* [What the task asks]: Word for word, return the entries listed below.

#####

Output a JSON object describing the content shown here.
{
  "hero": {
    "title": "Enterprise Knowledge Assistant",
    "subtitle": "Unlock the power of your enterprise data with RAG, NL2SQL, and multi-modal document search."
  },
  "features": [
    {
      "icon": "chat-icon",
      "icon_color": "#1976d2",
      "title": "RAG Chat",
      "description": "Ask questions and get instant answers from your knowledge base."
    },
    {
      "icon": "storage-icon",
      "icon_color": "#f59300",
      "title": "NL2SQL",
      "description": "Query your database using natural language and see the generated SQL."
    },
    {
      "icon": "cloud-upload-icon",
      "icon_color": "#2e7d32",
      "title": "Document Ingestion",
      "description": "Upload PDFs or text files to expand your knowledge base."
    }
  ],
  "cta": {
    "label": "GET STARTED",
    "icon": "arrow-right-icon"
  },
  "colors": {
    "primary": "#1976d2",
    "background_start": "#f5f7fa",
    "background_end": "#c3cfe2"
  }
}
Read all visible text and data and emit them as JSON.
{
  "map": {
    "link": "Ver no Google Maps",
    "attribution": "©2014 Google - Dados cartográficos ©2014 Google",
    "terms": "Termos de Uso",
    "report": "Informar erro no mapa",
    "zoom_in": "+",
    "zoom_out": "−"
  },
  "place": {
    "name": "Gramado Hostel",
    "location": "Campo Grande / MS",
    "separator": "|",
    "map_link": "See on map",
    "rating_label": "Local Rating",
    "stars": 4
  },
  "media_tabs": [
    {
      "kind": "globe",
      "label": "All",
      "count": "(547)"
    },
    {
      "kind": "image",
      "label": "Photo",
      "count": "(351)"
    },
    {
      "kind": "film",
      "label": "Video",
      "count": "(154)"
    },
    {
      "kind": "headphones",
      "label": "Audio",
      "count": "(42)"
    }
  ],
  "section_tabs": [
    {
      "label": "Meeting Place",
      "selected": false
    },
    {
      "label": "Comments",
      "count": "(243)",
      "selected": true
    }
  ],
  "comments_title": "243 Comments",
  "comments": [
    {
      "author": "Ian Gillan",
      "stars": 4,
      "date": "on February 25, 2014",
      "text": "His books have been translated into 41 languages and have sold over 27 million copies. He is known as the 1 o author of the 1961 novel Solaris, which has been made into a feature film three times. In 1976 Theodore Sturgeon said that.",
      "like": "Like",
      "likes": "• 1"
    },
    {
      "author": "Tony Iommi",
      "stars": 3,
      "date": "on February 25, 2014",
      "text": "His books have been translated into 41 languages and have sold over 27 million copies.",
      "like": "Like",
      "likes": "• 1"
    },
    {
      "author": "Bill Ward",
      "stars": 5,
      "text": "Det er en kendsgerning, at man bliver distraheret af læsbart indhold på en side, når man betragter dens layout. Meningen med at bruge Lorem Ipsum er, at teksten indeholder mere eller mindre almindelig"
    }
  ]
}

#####

* [Exercise response]:
Output a JSON object describing the content shown here.
{
  "hero": {
    "title": "Enterprise Knowledge Assistant",
    "subtitle": "Unlock the power of your enterprise data with RAG, NL2SQL, and multi-modal document search."
  },
  "features": [
    {
      "icon": "chat-icon",
      "icon_color": "#1976d2",
      "title": "RAG Chat",
      "description": "Ask questions and get instant answers from your knowledge base."
    },
    {
      "icon": "storage-icon",
      "icon_color": "#f59300",
      "title": "NL2SQL",
      "description": "Query your database using natural language and see the generated SQL."
    },
    {
      "icon": "cloud-upload-icon",
      "icon_color": "#2e7d32",
      "title": "Document Ingestion",
      "description": "Upload PDFs or text files to expand your knowledge base."
    }
  ],
  "cta": {
    "label": "GET STARTED",
    "icon": "arrow-right-icon"
  },
  "colors": {
    "primary": "#1976d2",
    "background_start": "#f5f7fa",
    "background_end": "#c3cfe2"
  }
}
Read all visible text and data and emit them as JSON.
{
  "map": {
    "link": "Ver no Google Maps",
    "attribution": "©2014 Google - Dados cartográficos ©2014 Google",
    "terms": "Termos de Uso",
    "report": "Informar erro no mapa",
    "zoom_in": "+",
    "zoom_out": "−"
  },
  "place": {
    "name": "Gramado Hostel",
    "location": "Campo Grande / MS",
    "separator": "|",
    "map_link": "See on map",
    "rating_label": "Local Rating",
    "stars": 4
  },
  "media_tabs": [
    {
      "kind": "globe",
      "label": "All",
      "count": "(547)"
    },
    {
      "kind": "image",
      "label": "Photo",
      "count": "(351)"
    },
    {
      "kind": "film",
      "label": "Video",
      "count": "(154)"
    },
    {
      "kind": "headphones",
      "label": "Audio",
      "count": "(42)"
    }
  ],
  "section_tabs": [
    {
      "label": "Meeting Place",
      "selected": false
    },
    {
      "label": "Comments",
      "count": "(243)",
      "selected": true
    }
  ],
  "comments_title": "243 Comments",
  "comments": [
    {
      "author": "Ian Gillan",
      "stars": 4,
      "date": "on February 25, 2014",
      "text": "His books have been translated into 41 languages and have sold over 27 million copies. He is known as the 1 o author of the 1961 novel Solaris, which has been made into a feature film three times. In 1976 Theodore Sturgeon said that.",
      "like": "Like",
      "likes": "• 1"
    },
    {
      "author": "Tony Iommi",
      "stars": 3,
      "date": "on February 25, 2014",
      "text": "His books have been translated into 41 languages and have sold over 27 million copies.",
      "like": "Like",
      "likes": "• 1"
    },
    {
      "author": "Bill Ward",
      "stars": 5,
      "text": "Det er en kendsgerning, at man bliver distraheret af læsbart indhold på en side, når man betragter dens layout. Meningen med at bruge Lorem Ipsum er, at teksten indeholder mere eller mindre almindelig"
    }
  ]
}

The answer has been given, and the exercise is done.